at the Chats
In 1819 Charles Shirreff and his sons Robert and
Alexander spurred the establishment of a community
near Chats Falls, at the mouth of the Carp River.
The Shirreffs supported the theory that the Ottawa
River could become a vital transportation and
economic link to the west via the Ottawa River-Georgian
Bay Waterway. Alas, in 1856 after spending half
a million dollars to bypass the Chats, the Canadian
government abandoned the project.
As more people settled in this area the word of
its scenic beauty spread. From 1835 the steamboat
Lady Colborne carried passengers between Fitzroy
Harbour and Aylmer QC. Various other vessels carried
tourists to Chat Falls thru the early 1900s until
a dam and power plant were built in 1929.
Today this majestic river is still a significant
force in the area. It has an important function
in hydroelectric generation and tourists are still
drawn here to enjoy the beauty of the area. However,
the Ottawa River's role in First Nations' history
and the exploration, settlement and industrialization
of Canada is its legacy.
The remains of Shirreff’s Point House, circa
1819, lie near the day-use beach in Fitzroy Provincial

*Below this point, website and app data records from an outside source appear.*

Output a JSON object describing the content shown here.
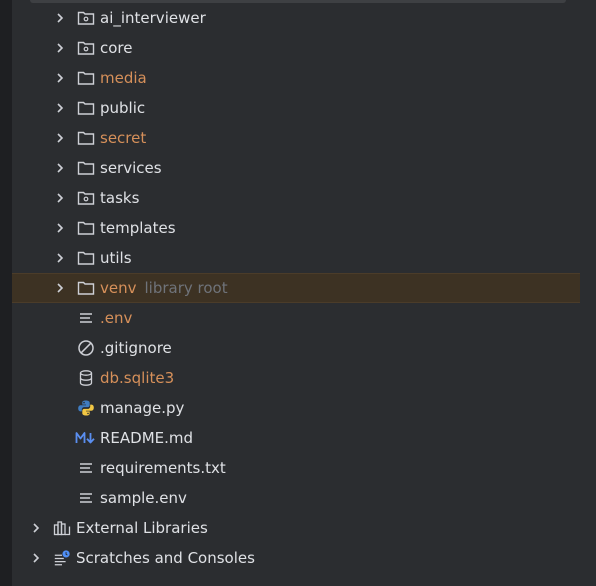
{
  "project_tree": {
    "items": [
      {
        "label": "ai_interviewer",
        "kind": "package",
        "excluded": false
      },
      {
        "label": "core",
        "kind": "package",
        "excluded": false
      },
      {
        "label": "media",
        "kind": "folder",
        "excluded": true
      },
      {
        "label": "public",
        "kind": "folder",
        "excluded": false
      },
      {
        "label": "secret",
        "kind": "folder",
        "excluded": true
      },
      {
        "label": "services",
        "kind": "folder",
        "excluded": false
      },
      {
        "label": "tasks",
        "kind": "package",
        "excluded": false
      },
      {
        "label": "templates",
        "kind": "folder",
        "excluded": false
      },
      {
        "label": "utils",
        "kind": "folder",
        "excluded": false
      },
      {
        "label": "venv",
        "hint": "library root",
        "kind": "folder",
        "excluded": true,
        "selected": true
      },
      {
        "label": ".env",
        "kind": "text-file",
        "excluded": true
      },
      {
        "label": ".gitignore",
        "kind": "ignore-file",
        "excluded": false
      },
      {
        "label": "db.sqlite3",
        "kind": "database-file",
        "excluded": true
      },
      {
        "label": "manage.py",
        "kind": "python-file",
        "excluded": false
      },
      {
        "label": "README.md",
        "kind": "markdown-file",
        "excluded": false
      },
      {
        "label": "requirements.txt",
        "kind": "text-file",
        "excluded": false
      },
      {
        "label": "sample.env",
        "kind": "text-file",
        "excluded": false
      }
    ],
    "root_items": [
      {
        "label": "External Libraries",
        "kind": "library"
      },
      {
        "label": "Scratches and Consoles",
        "kind": "scratches"
      }
    ]
  },
  "colors": {
    "background": "#2b2d30",
    "text": "#dfe1e5",
    "excluded_text": "#d6905a",
    "hint_text": "#6f737a",
    "selection": "#3d3223"
  },
  "icons": {
    "chevron": "chevron-right-icon",
    "folder": "folder-icon",
    "package": "package-folder-icon",
    "text_file": "text-file-icon",
    "ignore_file": "ignore-file-icon",
    "database_file": "database-icon",
    "python_file": "python-icon",
    "markdown_file": "markdown-icon",
    "library": "library-icon",
    "scratches": "scratches-icon"
  }
}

Park. Evidence of the failed canal development
of 1856 can be seen opposite the Park near Pontiac